## Data supplied
______________________________

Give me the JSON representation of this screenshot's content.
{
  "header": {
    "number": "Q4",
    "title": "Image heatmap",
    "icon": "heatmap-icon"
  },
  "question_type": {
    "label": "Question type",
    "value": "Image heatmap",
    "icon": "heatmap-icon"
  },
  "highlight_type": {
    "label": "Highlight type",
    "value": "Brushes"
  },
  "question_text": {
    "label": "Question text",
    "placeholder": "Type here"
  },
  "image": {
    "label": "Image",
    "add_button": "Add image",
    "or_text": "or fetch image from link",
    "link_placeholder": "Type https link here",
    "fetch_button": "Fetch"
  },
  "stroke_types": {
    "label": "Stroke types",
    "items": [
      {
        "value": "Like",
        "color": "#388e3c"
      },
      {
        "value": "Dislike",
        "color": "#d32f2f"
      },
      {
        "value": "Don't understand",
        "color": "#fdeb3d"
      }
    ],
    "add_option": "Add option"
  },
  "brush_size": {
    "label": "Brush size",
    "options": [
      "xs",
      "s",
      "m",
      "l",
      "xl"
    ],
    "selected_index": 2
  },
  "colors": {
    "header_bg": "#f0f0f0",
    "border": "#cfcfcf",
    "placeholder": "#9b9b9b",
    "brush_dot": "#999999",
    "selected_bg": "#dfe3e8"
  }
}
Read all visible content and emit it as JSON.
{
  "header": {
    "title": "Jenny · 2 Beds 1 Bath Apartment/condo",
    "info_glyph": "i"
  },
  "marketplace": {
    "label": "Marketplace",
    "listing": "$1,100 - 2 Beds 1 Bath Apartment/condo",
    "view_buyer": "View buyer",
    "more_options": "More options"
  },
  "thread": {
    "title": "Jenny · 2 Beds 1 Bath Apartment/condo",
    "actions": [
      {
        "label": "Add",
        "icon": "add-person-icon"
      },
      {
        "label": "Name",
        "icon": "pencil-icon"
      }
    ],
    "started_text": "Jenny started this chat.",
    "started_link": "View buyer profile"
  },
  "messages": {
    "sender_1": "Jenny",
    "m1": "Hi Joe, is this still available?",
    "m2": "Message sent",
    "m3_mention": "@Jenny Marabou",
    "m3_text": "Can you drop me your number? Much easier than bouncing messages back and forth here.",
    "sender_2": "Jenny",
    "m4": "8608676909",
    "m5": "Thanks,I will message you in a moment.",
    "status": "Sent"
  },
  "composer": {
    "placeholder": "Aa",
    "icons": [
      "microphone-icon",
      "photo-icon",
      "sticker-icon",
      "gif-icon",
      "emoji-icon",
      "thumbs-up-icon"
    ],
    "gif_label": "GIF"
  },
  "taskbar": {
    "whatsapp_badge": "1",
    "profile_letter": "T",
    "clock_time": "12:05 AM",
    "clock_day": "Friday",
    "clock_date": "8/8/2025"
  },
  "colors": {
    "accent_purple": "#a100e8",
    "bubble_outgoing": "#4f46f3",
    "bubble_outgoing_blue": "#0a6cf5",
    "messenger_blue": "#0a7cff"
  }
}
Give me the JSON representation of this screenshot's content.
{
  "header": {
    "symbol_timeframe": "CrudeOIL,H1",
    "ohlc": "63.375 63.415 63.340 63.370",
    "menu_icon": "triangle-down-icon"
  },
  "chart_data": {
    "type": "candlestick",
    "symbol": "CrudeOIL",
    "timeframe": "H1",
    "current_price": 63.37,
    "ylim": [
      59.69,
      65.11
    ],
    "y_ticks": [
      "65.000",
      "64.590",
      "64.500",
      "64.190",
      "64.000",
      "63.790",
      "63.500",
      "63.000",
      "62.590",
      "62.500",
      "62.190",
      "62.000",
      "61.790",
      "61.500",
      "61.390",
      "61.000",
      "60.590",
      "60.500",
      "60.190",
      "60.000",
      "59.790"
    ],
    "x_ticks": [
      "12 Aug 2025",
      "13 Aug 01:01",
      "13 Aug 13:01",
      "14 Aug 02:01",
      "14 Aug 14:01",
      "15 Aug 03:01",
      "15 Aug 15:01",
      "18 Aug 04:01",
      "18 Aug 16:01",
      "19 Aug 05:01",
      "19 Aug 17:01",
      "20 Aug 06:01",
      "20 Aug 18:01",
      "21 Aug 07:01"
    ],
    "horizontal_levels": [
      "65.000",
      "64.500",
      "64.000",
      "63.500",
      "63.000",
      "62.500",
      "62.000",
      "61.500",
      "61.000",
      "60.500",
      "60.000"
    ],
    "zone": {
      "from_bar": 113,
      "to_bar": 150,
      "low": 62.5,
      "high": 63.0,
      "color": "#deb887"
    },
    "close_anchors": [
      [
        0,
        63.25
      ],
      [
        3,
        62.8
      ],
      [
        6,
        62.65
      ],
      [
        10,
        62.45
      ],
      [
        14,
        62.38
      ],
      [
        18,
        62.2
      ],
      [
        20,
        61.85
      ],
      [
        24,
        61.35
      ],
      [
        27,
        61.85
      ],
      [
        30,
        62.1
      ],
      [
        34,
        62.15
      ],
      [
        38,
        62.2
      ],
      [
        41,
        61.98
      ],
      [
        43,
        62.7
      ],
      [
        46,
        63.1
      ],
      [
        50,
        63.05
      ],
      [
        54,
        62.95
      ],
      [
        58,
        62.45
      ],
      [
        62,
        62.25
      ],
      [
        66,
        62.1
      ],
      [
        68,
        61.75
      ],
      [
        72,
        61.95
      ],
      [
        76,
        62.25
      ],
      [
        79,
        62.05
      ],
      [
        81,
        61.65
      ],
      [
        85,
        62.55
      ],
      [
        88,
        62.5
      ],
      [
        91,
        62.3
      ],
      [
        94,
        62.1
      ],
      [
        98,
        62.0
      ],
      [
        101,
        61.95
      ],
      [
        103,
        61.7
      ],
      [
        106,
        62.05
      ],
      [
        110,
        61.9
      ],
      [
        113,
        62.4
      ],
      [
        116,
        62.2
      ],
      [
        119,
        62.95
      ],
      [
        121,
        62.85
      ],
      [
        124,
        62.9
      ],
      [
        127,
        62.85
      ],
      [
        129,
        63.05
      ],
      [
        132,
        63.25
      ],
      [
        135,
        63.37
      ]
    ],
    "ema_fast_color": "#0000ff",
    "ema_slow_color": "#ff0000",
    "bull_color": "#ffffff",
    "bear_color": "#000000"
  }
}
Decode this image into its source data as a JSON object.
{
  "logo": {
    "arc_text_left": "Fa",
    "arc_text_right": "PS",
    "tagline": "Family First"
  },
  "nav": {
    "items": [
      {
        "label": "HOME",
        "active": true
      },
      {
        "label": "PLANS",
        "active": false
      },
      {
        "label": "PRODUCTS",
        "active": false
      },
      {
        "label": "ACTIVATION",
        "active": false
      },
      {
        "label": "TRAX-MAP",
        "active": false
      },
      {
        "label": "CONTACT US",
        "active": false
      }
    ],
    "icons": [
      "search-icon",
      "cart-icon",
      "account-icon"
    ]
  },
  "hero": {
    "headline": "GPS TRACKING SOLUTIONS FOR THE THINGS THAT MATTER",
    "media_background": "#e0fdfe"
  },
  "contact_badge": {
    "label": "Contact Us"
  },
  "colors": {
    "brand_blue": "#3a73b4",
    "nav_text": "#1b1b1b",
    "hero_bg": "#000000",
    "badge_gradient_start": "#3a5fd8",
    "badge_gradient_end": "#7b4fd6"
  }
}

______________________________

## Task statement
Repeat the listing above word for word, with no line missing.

## Task answer
Give me the JSON representation of this screenshot's content.
{
  "header": {
    "number": "Q4",
    "title": "Image heatmap",
    "icon": "heatmap-icon"
  },
  "question_type": {
    "label": "Question type",
    "value": "Image heatmap",
    "icon": "heatmap-icon"
  },
  "highlight_type": {
    "label": "Highlight type",
    "value": "Brushes"
  },
  "question_text": {
    "label": "Question text",
    "placeholder": "Type here"
  },
  "image": {
    "label": "Image",
    "add_button": "Add image",
    "or_text": "or fetch image from link",
    "link_placeholder": "Type https link here",
    "fetch_button": "Fetch"
  },
  "stroke_types": {
    "label": "Stroke types",
    "items": [
      {
        "value": "Like",
        "color": "#388e3c"
      },
      {
        "value": "Dislike",
        "color": "#d32f2f"
      },
      {
        "value": "Don't understand",
        "color": "#fdeb3d"
      }
    ],
    "add_option": "Add option"
  },
  "brush_size": {
    "label": "Brush size",
    "options": [
      "xs",
      "s",
      "m",
      "l",
      "xl"
    ],
    "selected_index": 2
  },
  "colors": {
    "header_bg": "#f0f0f0",
    "border": "#cfcfcf",
    "placeholder": "#9b9b9b",
    "brush_dot": "#999999",
    "selected_bg": "#dfe3e8"
  }
}
Read all visible content and emit it as JSON.
{
  "header": {
    "title": "Jenny · 2 Beds 1 Bath Apartment/condo",
    "info_glyph": "i"
  },
  "marketplace": {
    "label": "Marketplace",
    "listing": "$1,100 - 2 Beds 1 Bath Apartment/condo",
    "view_buyer": "View buyer",
    "more_options": "More options"
  },
  "thread": {
    "title": "Jenny · 2 Beds 1 Bath Apartment/condo",
    "actions": [
      {
        "label": "Add",
        "icon": "add-person-icon"
      },
      {
        "label": "Name",
        "icon": "pencil-icon"
      }
    ],
    "started_text": "Jenny started this chat.",
    "started_link": "View buyer profile"
  },
  "messages": {
    "sender_1": "Jenny",
    "m1": "Hi Joe, is this still available?",
    "m2": "Message sent",
    "m3_mention": "@Jenny Marabou",
    "m3_text": "Can you drop me your number? Much easier than bouncing messages back and forth here.",
    "sender_2": "Jenny",
    "m4": "8608676909",
    "m5": "Thanks,I will message you in a moment.",
    "status": "Sent"
  },
  "composer": {
    "placeholder": "Aa",
    "icons": [
      "microphone-icon",
      "photo-icon",
      "sticker-icon",
      "gif-icon",
      "emoji-icon",
      "thumbs-up-icon"
    ],
    "gif_label": "GIF"
  },
  "taskbar": {
    "whatsapp_badge": "1",
    "profile_letter": "T",
    "clock_time": "12:05 AM",
    "clock_day": "Friday",
    "clock_date": "8/8/2025"
  },
  "colors": {
    "accent_purple": "#a100e8",
    "bubble_outgoing": "#4f46f3",
    "bubble_outgoing_blue": "#0a6cf5",
    "messenger_blue": "#0a7cff"
  }
}
Give me the JSON representation of this screenshot's content.
{
  "header": {
    "symbol_timeframe": "CrudeOIL,H1",
    "ohlc": "63.375 63.415 63.340 63.370",
    "menu_icon": "triangle-down-icon"
  },
  "chart_data": {
    "type": "candlestick",
    "symbol": "CrudeOIL",
    "timeframe": "H1",
    "current_price": 63.37,
    "ylim": [
      59.69,
      65.11
    ],
    "y_ticks": [
      "65.000",
      "64.590",
      "64.500",
      "64.190",
      "64.000",
      "63.790",
      "63.500",
      "63.000",
      "62.590",
      "62.500",
      "62.190",
      "62.000",
      "61.790",
      "61.500",
      "61.390",
      "61.000",
      "60.590",
      "60.500",
      "60.190",
      "60.000",
      "59.790"
    ],
    "x_ticks": [
      "12 Aug 2025",
      "13 Aug 01:01",
      "13 Aug 13:01",
      "14 Aug 02:01",
      "14 Aug 14:01",
      "15 Aug 03:01",
      "15 Aug 15:01",
      "18 Aug 04:01",
      "18 Aug 16:01",
      "19 Aug 05:01",
      "19 Aug 17:01",
      "20 Aug 06:01",
      "20 Aug 18:01",
      "21 Aug 07:01"
    ],
    "horizontal_levels": [
      "65.000",
      "64.500",
      "64.000",
      "63.500",
      "63.000",
      "62.500",
      "62.000",
      "61.500",
      "61.000",
      "60.500",
      "60.000"
    ],
    "zone": {
      "from_bar": 113,
      "to_bar": 150,
      "low": 62.5,
      "high": 63.0,
      "color": "#deb887"
    },
    "close_anchors": [
      [
        0,
        63.25
      ],
      [
        3,
        62.8
      ],
      [
        6,
        62.65
      ],
      [
        10,
        62.45
      ],
      [
        14,
        62.38
      ],
      [
        18,
        62.2
      ],
      [
        20,
        61.85
      ],
      [
        24,
        61.35
      ],
      [
        27,
        61.85
      ],
      [
        30,
        62.1
      ],
      [
        34,
        62.15
      ],
      [
        38,
        62.2
      ],
      [
        41,
        61.98
      ],
      [
        43,
        62.7
      ],
      [
        46,
        63.1
      ],
      [
        50,
        63.05
      ],
      [
        54,
        62.95
      ],
      [
        58,
        62.45
      ],
      [
        62,
        62.25
      ],
      [
        66,
        62.1
      ],
      [
        68,
        61.75
      ],
      [
        72,
        61.95
      ],
      [
        76,
        62.25
      ],
      [
        79,
        62.05
      ],
      [
        81,
        61.65
      ],
      [
        85,
        62.55
      ],
      [
        88,
        62.5
      ],
      [
        91,
        62.3
      ],
      [
        94,
        62.1
      ],
      [
        98,
        62.0
      ],
      [
        101,
        61.95
      ],
      [
        103,
        61.7
      ],
      [
        106,
        62.05
      ],
      [
        110,
        61.9
      ],
      [
        113,
        62.4
      ],
      [
        116,
        62.2
      ],
      [
        119,
        62.95
      ],
      [
        121,
        62.85
      ],
      [
        124,
        62.9
      ],
      [
        127,
        62.85
      ],
      [
        129,
        63.05
      ],
      [
        132,
        63.25
      ],
      [
        135,
        63.37
      ]
    ],
    "ema_fast_color": "#0000ff",
    "ema_slow_color": "#ff0000",
    "bull_color": "#ffffff",
    "bear_color": "#000000"
  }
}
Decode this image into its source data as a JSON object.
{
  "logo": {
    "arc_text_left": "Fa",
    "arc_text_right": "PS",
    "tagline": "Family First"
  },
  "nav": {
    "items": [
      {
        "label": "HOME",
        "active": true
      },
      {
        "label": "PLANS",
        "active": false
      },
      {
        "label": "PRODUCTS",
        "active": false
      },
      {
        "label": "ACTIVATION",
        "active": false
      },
      {
        "label": "TRAX-MAP",
        "active": false
      },
      {
        "label": "CONTACT US",
        "active": false
      }
    ],
    "icons": [
      "search-icon",
      "cart-icon",
      "account-icon"
    ]
  },
  "hero": {
    "headline": "GPS TRACKING SOLUTIONS FOR THE THINGS THAT MATTER",
    "media_background": "#e0fdfe"
  },
  "contact_badge": {
    "label": "Contact Us"
  },
  "colors": {
    "brand_blue": "#3a73b4",
    "nav_text": "#1b1b1b",
    "hero_bg": "#000000",
    "badge_gradient_start": "#3a5fd8",
    "badge_gradient_end": "#7b4fd6"
  }
}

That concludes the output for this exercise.